A Medical Device Daily
In new medical guidance for England and Wales, the National Institute for Clinical Excellence (NICE; Watford, England) is promoting the expanded use of dual-chamber pacemakers for treating slow heart rhythms, or bradycardia, suffered by an estimated 100,000 UK residents.
NICE advises in its latest guidance that up to 90% of all pacemakers implanted to treat sick sinus syndrome and atrioventricular block – the two primary causes of bradycardia – should be dual-chamber devices delivering electrical impulses to both the right atrium and the right ventricle. Currently 60% of roughly 26,000 pacemakers implanted yearly in the UK are dual-chamber devices; the other 40% are single-chamber devices, which usually stimulate only the right ventricle.
"NICE rightly recognizes that dual-chamber pacemakers improve clinical outcomes cost-effectively for the treatment of bradycardia associated with sick sinus syndrome and atrioventricular block," said cardiologist Prof.

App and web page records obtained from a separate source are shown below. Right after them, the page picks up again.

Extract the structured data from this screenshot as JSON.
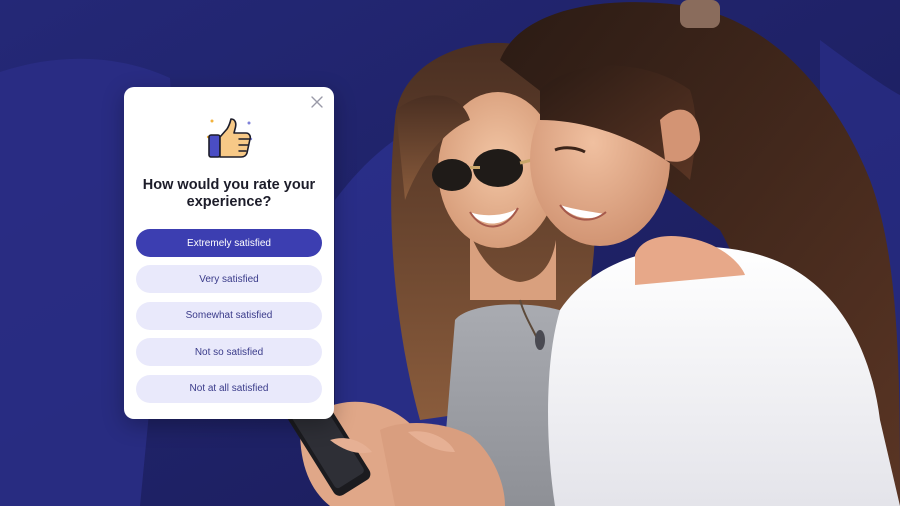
{
  "survey": {
    "question": "How would you rate your experience?",
    "options": [
      {
        "label": "Extremely satisfied"
      },
      {
        "label": "Very satisfied"
      },
      {
        "label": "Somewhat satisfied"
      },
      {
        "label": "Not so satisfied"
      },
      {
        "label": "Not at all satisfied"
      }
    ],
    "selected": "Extremely satisfied",
    "icon": "thumbs-up-icon",
    "close_icon": "close-icon"
  },
  "colors": {
    "background": "#1e2161",
    "accent": "#3c3eb1",
    "option_bg": "#e9e9fb",
    "option_text": "#3a3b8a"
  }
}
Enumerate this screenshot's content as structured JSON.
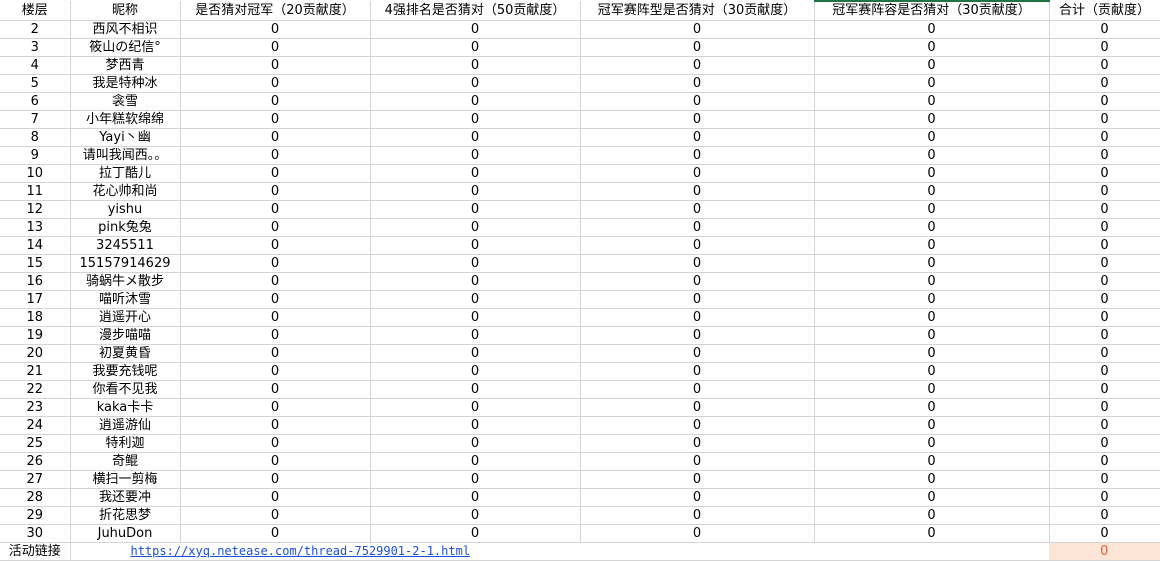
{
  "headers": [
    "楼层",
    "昵称",
    "是否猜对冠军（20贡献度）",
    "4强排名是否猜对（50贡献度）",
    "冠军赛阵型是否猜对（30贡献度）",
    "冠军赛阵容是否猜对（30贡献度）",
    "合计（贡献度）"
  ],
  "rows": [
    [
      "2",
      "西风不相识",
      "0",
      "0",
      "0",
      "0",
      "0"
    ],
    [
      "3",
      "筱山の纪信°",
      "0",
      "0",
      "0",
      "0",
      "0"
    ],
    [
      "4",
      "梦西青",
      "0",
      "0",
      "0",
      "0",
      "0"
    ],
    [
      "5",
      "我是特种冰",
      "0",
      "0",
      "0",
      "0",
      "0"
    ],
    [
      "6",
      "衾雪",
      "0",
      "0",
      "0",
      "0",
      "0"
    ],
    [
      "7",
      "小年糕软绵绵",
      "0",
      "0",
      "0",
      "0",
      "0"
    ],
    [
      "8",
      "Yayi丶幽",
      "0",
      "0",
      "0",
      "0",
      "0"
    ],
    [
      "9",
      "请叫我闻西。。",
      "0",
      "0",
      "0",
      "0",
      "0"
    ],
    [
      "10",
      "拉丁酷儿",
      "0",
      "0",
      "0",
      "0",
      "0"
    ],
    [
      "11",
      "花心帅和尚",
      "0",
      "0",
      "0",
      "0",
      "0"
    ],
    [
      "12",
      "yishu",
      "0",
      "0",
      "0",
      "0",
      "0"
    ],
    [
      "13",
      "pink兔兔",
      "0",
      "0",
      "0",
      "0",
      "0"
    ],
    [
      "14",
      "3245511",
      "0",
      "0",
      "0",
      "0",
      "0"
    ],
    [
      "15",
      "15157914629",
      "0",
      "0",
      "0",
      "0",
      "0"
    ],
    [
      "16",
      "骑蜗牛メ散步",
      "0",
      "0",
      "0",
      "0",
      "0"
    ],
    [
      "17",
      "喵听沐雪",
      "0",
      "0",
      "0",
      "0",
      "0"
    ],
    [
      "18",
      "逍遥开心",
      "0",
      "0",
      "0",
      "0",
      "0"
    ],
    [
      "19",
      "漫步喵喵",
      "0",
      "0",
      "0",
      "0",
      "0"
    ],
    [
      "20",
      "初夏黄昏",
      "0",
      "0",
      "0",
      "0",
      "0"
    ],
    [
      "21",
      "我要充钱呢",
      "0",
      "0",
      "0",
      "0",
      "0"
    ],
    [
      "22",
      "你看不见我",
      "0",
      "0",
      "0",
      "0",
      "0"
    ],
    [
      "23",
      "kaka卡卡",
      "0",
      "0",
      "0",
      "0",
      "0"
    ],
    [
      "24",
      "逍遥游仙",
      "0",
      "0",
      "0",
      "0",
      "0"
    ],
    [
      "25",
      "特利迦",
      "0",
      "0",
      "0",
      "0",
      "0"
    ],
    [
      "26",
      "奇鲲",
      "0",
      "0",
      "0",
      "0",
      "0"
    ],
    [
      "27",
      "横扫一剪梅",
      "0",
      "0",
      "0",
      "0",
      "0"
    ],
    [
      "28",
      "我还要冲",
      "0",
      "0",
      "0",
      "0",
      "0"
    ],
    [
      "29",
      "折花思梦",
      "0",
      "0",
      "0",
      "0",
      "0"
    ],
    [
      "30",
      "JuhuDon",
      "0",
      "0",
      "0",
      "0",
      "0"
    ]
  ],
  "footer": {
    "label": "活动链接",
    "link": "https://xyq.netease.com/thread-7529901-2-1.html",
    "total": "0"
  },
  "colors": {
    "grid": "#d4d4d4",
    "link": "#1f4fd6",
    "highlight_bg": "#fce4d6",
    "highlight_text": "#e05f3a",
    "selection": "#217346"
  }
}
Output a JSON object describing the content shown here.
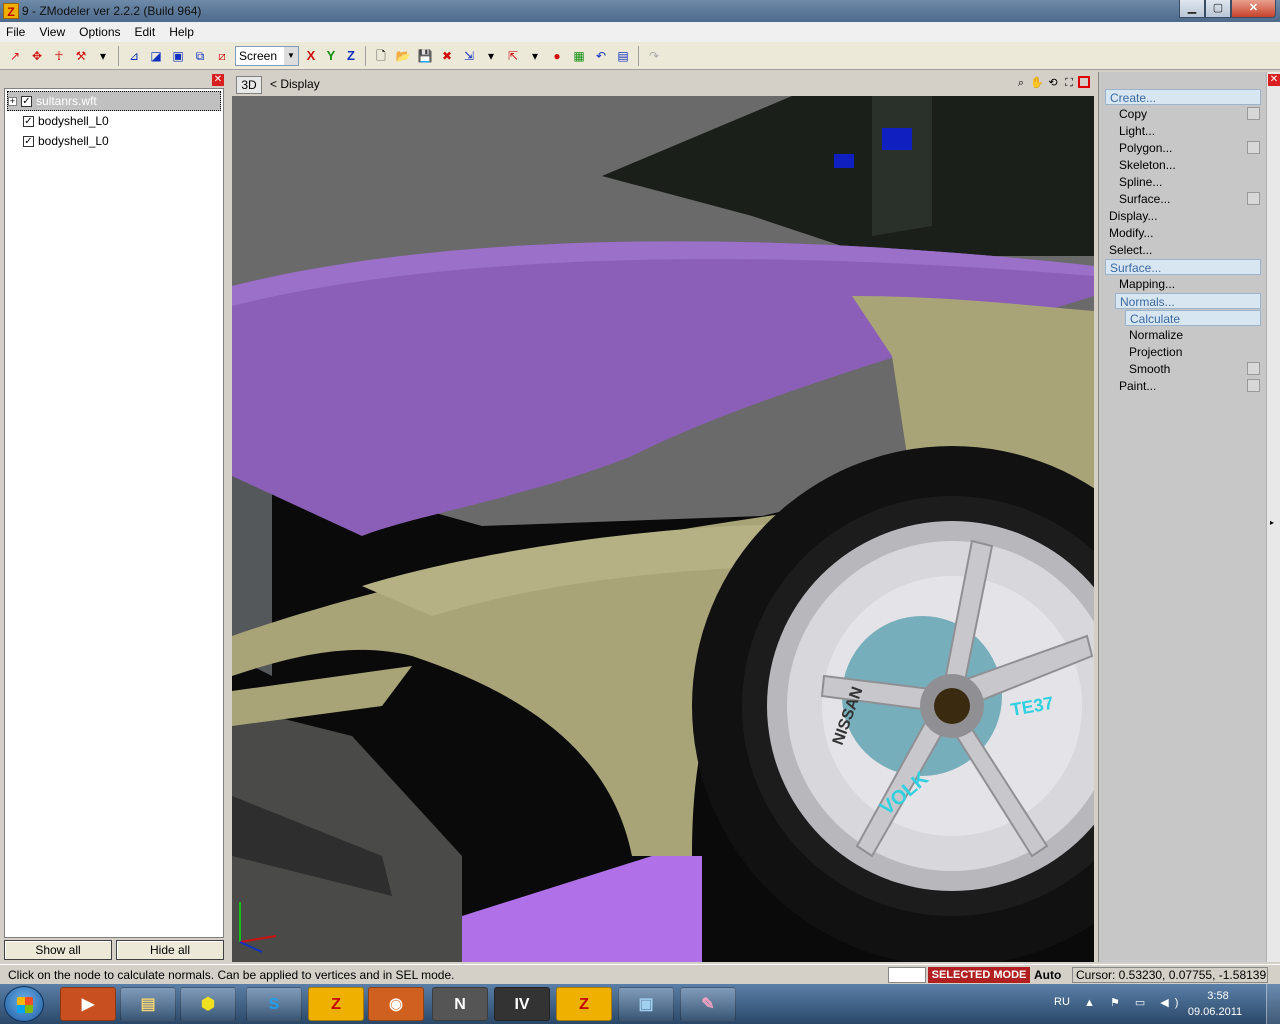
{
  "window": {
    "title": "9 - ZModeler ver 2.2.2 (Build 964)",
    "app_icon": "Z",
    "minimize": "▁",
    "maximize": "▢",
    "close": "✕"
  },
  "menu": [
    {
      "label": "File"
    },
    {
      "label": "View"
    },
    {
      "label": "Options"
    },
    {
      "label": "Edit"
    },
    {
      "label": "Help"
    }
  ],
  "toolbar": {
    "mode_select": "Screen",
    "axis_x": "X",
    "axis_y": "Y",
    "axis_z": "Z"
  },
  "tree": [
    {
      "label": "sultanrs.wft",
      "checked": true,
      "expander": "+"
    },
    {
      "label": "bodyshell_L0",
      "checked": true
    },
    {
      "label": "bodyshell_L0",
      "checked": true
    }
  ],
  "left_buttons": {
    "show_all": "Show all",
    "hide_all": "Hide all"
  },
  "viewport": {
    "tag": "3D",
    "label": "<  Display"
  },
  "right_menu": [
    {
      "label": "Create...",
      "level": 0,
      "hl": true
    },
    {
      "label": "Copy",
      "level": 1,
      "check": true
    },
    {
      "label": "Light...",
      "level": 1
    },
    {
      "label": "Polygon...",
      "level": 1,
      "check": true
    },
    {
      "label": "Skeleton...",
      "level": 1
    },
    {
      "label": "Spline...",
      "level": 1
    },
    {
      "label": "Surface...",
      "level": 1,
      "check": true
    },
    {
      "label": "Display...",
      "level": 0
    },
    {
      "label": "Modify...",
      "level": 0
    },
    {
      "label": "Select...",
      "level": 0
    },
    {
      "label": "Surface...",
      "level": 0,
      "hl": true
    },
    {
      "label": "Mapping...",
      "level": 1
    },
    {
      "label": "Normals...",
      "level": 1,
      "hl": true
    },
    {
      "label": "Calculate",
      "level": 2,
      "hl": true
    },
    {
      "label": "Normalize",
      "level": 2
    },
    {
      "label": "Projection",
      "level": 2
    },
    {
      "label": "Smooth",
      "level": 2,
      "check": true
    },
    {
      "label": "Paint...",
      "level": 1,
      "check": true
    }
  ],
  "status": {
    "message": "Click on the node to calculate normals. Can be applied to vertices and in SEL mode.",
    "mode": "SELECTED MODE",
    "auto": "Auto",
    "cursor": "Cursor: 0.53230, 0.07755, -1.58139"
  },
  "taskbar": {
    "apps": [
      {
        "name": "media-player",
        "glyph": "▶"
      },
      {
        "name": "explorer",
        "glyph": "▤"
      },
      {
        "name": "app-gta",
        "glyph": "⬢"
      },
      {
        "name": "skype",
        "glyph": "S"
      },
      {
        "name": "zmodeler-1",
        "glyph": "Z"
      },
      {
        "name": "firefox",
        "glyph": "◉"
      },
      {
        "name": "app-n",
        "glyph": "N"
      },
      {
        "name": "app-iv",
        "glyph": "IV"
      },
      {
        "name": "zmodeler-2",
        "glyph": "Z"
      },
      {
        "name": "picture-viewer",
        "glyph": "▣"
      },
      {
        "name": "paint",
        "glyph": "✎"
      }
    ],
    "lang": "RU",
    "tray_icons": "▲ ⚑ ▭ ◀)",
    "time": "3:58",
    "date": "09.06.2011"
  },
  "colors": {
    "mode_badge": "#b02020",
    "viewport_bg": "#6c6c6c",
    "hood": "#8b5fb8",
    "fender": "#a8a478",
    "wheel": "#c8c8cc",
    "accent_cyan": "#2fd0e0"
  }
}
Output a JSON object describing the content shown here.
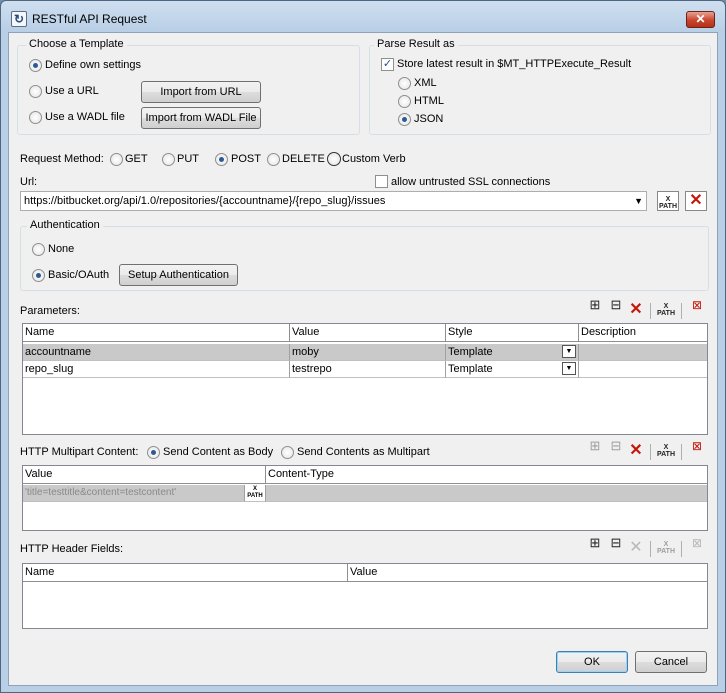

Richard Sutton, a consultant with the Royal Brompton Hospital (London). "This new guidance is based on an exhaustive review of the medical literature on the subject and should encourage specialists in heart rhythm disorders to implant a greater proportion of dual-chamber devices for patients suffering from this type of arrhythmia."
According to the guidance, titled "Dual-chamber pacemakers for symptomatic bradycardia due to sick sinus syndrome and/or atrioventricular block," NICE estimates that the cost to the NHS of implementing these recommendations will range from £8 million to £10 million per year, an investment that the assessment committee deemed cost-effective.
"Dual-chamber pacemakers are well worth the extra cost," Sutton said. "The incremental cost-effectiveness ratio developed by NICE, at £8,500 per quality-adjusted life year, falls well within the generally accepted threshold of £30,000."
In addition to cost-effectiveness, the new guidance emphasizes the clinical benefits of dual-chamber pacing.
For example, meta-analyses of various published studies considered by the committee showed a statistically significant reduction in atrial fibrillation, improvement in exercise capacity and improvement in quality of life, when dual-chamber pacing is compared to single-chamber pacing.
"NICE influences treatment decisions not just in the UK, but internationally as well," said Jenifer Ehreth, MD, a health economist with Medtronic (Minneapolis). "So we are especially pleased with this guidance on dual-chamber pacing. Because of these recommendations, people with bradycardia – starting with those in the UK – now stand a better chance of getting a dual-chamber pacemaker when that is the most appropriate choice for them."
Results of one of the randomized clinical trials considered by NICE for the new guidance appeared in the Jan. 18 issue of Circulation. The authors of the study, the Mode Selection in Sinus Node Dysfunction Trial (MOST), write: "For patients with sick sinus syndrome requiring pacing, dual-chamber pacing increases quality-adjusted life expectancy at a cost that is generally considered acceptable.
"Compared with [single-chamber] pacemakers, dual-chamber pacemakers in the MOST trial significantly reduced the rates of atrial fibrillation and hospitalization for heart failure and were associated with somewhat lower rates of stroke. This reduction in nonfatal events with dual-chamber pacemakers resulted in better quality of life observed during the trial on a number of measures and projected to an even greater extent beyond the trial because of the life expectancy of affected patients."
The NICE guidance is available online at www.nice.org.uk.